“Help these women become financially stable.” Shankle said.

She's starting the Two-Generations program, which will teach basic financial skills to single moms making less than $15,000 a year.

Shankle came up with the idea after starting her nonprofit Honorable Youth in 2015, which mentors middle and elementary school kids.

She realized many of their mothers needed help.

“They don't even have a credit score and if they do have one, it's really bad,” she said.

On Nov. 16, the nonprofit won a $15,000 grant from The Women’s Fund of Winston-Salem to start the program.

It'll be open to mothers and their daughters like Crystal and Cherie Capers.

"It's kind of hard to put food on the table, paying my bills,” Crystal Capers said. “It's a lot."

Capers is a single mother of five and works as a personal assistant.

She hopes the program will help her go back to cosmetology school and eventually open a salon.

"I want to really live out my dream and have my own business," Capers said.

It’s a small start Shankle hopes will help a bigger issue.

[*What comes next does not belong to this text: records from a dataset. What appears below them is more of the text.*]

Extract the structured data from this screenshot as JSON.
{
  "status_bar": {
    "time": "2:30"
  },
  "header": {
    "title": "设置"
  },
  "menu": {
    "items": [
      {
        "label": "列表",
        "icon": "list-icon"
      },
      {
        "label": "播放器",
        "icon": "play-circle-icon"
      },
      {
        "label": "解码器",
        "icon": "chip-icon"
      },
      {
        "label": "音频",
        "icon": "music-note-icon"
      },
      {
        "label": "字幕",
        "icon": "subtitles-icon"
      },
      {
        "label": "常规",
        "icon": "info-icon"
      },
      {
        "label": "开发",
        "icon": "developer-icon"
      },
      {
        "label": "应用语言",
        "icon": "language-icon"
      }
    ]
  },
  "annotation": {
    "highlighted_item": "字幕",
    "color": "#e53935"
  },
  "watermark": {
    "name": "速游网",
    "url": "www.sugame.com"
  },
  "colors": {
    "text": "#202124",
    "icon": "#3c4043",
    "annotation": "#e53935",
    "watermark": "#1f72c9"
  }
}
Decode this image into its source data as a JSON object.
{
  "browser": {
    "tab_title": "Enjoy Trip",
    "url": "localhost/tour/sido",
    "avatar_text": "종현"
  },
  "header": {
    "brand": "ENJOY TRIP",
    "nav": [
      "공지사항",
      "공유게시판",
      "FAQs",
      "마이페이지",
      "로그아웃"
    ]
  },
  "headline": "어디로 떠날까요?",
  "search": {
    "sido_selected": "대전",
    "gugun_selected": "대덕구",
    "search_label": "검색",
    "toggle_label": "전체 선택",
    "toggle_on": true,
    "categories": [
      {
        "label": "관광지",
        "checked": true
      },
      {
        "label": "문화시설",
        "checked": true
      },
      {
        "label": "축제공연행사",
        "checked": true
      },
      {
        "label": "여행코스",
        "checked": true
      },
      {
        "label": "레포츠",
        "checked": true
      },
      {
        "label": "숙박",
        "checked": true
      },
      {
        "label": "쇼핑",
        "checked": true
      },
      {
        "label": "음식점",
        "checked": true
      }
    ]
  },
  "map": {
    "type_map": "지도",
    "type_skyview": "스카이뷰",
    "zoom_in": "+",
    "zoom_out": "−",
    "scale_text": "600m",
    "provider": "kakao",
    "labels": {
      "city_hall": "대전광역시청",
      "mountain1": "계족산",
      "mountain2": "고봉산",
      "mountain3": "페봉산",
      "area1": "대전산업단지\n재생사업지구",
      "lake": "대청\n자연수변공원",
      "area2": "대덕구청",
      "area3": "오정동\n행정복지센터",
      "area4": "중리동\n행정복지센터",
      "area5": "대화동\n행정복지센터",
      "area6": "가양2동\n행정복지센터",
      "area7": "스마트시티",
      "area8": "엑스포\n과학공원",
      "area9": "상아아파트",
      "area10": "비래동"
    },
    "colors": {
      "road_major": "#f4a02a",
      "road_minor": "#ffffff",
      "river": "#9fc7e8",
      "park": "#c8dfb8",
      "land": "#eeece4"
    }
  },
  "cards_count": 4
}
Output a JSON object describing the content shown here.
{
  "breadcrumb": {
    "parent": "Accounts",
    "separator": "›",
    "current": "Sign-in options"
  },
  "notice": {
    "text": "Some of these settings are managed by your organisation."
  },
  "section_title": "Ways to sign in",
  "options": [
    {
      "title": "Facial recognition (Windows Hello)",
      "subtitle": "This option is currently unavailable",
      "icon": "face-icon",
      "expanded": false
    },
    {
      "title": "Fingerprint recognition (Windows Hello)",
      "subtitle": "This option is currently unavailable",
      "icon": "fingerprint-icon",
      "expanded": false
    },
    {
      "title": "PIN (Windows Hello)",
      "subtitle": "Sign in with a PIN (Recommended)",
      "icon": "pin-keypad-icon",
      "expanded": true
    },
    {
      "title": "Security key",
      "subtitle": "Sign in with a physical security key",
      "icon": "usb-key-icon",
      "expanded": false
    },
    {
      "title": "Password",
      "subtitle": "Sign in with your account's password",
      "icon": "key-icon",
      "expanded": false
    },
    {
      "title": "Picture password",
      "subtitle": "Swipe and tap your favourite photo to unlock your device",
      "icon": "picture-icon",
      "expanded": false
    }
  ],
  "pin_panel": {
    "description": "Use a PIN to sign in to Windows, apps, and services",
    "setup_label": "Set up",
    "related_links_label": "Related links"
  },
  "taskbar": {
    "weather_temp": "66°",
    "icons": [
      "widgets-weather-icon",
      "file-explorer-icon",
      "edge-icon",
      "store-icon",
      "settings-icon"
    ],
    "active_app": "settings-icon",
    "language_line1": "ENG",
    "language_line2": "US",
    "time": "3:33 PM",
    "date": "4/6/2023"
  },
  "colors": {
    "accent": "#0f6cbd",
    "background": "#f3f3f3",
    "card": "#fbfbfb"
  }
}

"Poverty is really real in Winston-Salem and something has to be done," Shankle said.

The Two-Generations program starts in January. You can apply from now through the end of December.

For more information, go to honorableyouth.org. ​